She said key sports safety issues for children include: Are they hydrated? Have they had a physical exam before being cleared to participate? Are they physically prepared to enter a game? Are they emotionally ready?
There are not enough athletic trainers in youth sports, Carr added.
One sports safety problem is the number of injuries from overuse of repetitive motions. These often come when a young athlete only focuses on one sport year round, experts say.
Young athletes should not be afraid to speak up when they think they’ve had a concussion, Carr added.
The problem of players keeping quiet is a real one. A recent report from the Institute of Medicine and National Research Council said young athletes in the United States face a “culture of resistance” to reporting when they might have a concussion and to complying with treatment plans, which could endanger their well-being.
Activity and nutrition
Gupta, reiterating the danger of brain injuries, said proper treatment – including mental rest from school lessons – is important to recovery from concussion.
Alexis Glick, CEO of GENYOUth Foundation, said children seeking a role model should consider an athlete such as NFL quarterback Alex Smith, who said he had no regrets about sitting out games due to a concussion.
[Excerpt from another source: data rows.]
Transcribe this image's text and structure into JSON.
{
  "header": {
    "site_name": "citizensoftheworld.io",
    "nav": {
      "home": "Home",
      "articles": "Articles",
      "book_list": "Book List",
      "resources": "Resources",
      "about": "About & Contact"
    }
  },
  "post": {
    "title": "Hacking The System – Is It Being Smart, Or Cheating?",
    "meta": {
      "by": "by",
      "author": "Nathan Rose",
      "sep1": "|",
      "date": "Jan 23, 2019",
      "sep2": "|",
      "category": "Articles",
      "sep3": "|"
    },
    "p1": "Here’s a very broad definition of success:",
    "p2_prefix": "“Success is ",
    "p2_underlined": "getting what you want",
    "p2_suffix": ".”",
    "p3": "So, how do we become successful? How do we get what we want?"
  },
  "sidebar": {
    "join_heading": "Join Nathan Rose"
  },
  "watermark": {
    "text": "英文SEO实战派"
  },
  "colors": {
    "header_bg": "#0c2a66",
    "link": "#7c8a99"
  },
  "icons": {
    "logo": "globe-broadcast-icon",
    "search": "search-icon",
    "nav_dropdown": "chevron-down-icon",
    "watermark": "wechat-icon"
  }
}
He eventually lost his quarterback job to his San Francisco teammate Colin Kaepernick.
At the same time, the panelists noted the well-known truth that inactivity poses great dangers to health. Kids need exercise, and schools should encourage them to get it, whether the kids are competing on a team or not.
Glick noted that physically active, well-nourished children perform better academically, behave better at school and miss school less often.
But she said states have cut access to physical education and recess in their emphasis on boosting standardized test scores.
“As a mother of four kids, I want my children to be student-athletes,” said Glick of GENYOUth, which runs the “Fuel Up to Play 60” school health and wellness program.
Satcher said some school programs in Georgia are making a difference in getting students to be more active and eat healthier foods. And he noted a bit of good news that was reported just before the forum: Obesity rates in young children were down.
“We’re moving in the right direction,’’ Satcher said. “We are making progress. We’re saving a lot of children from diabetes and hypertension.’’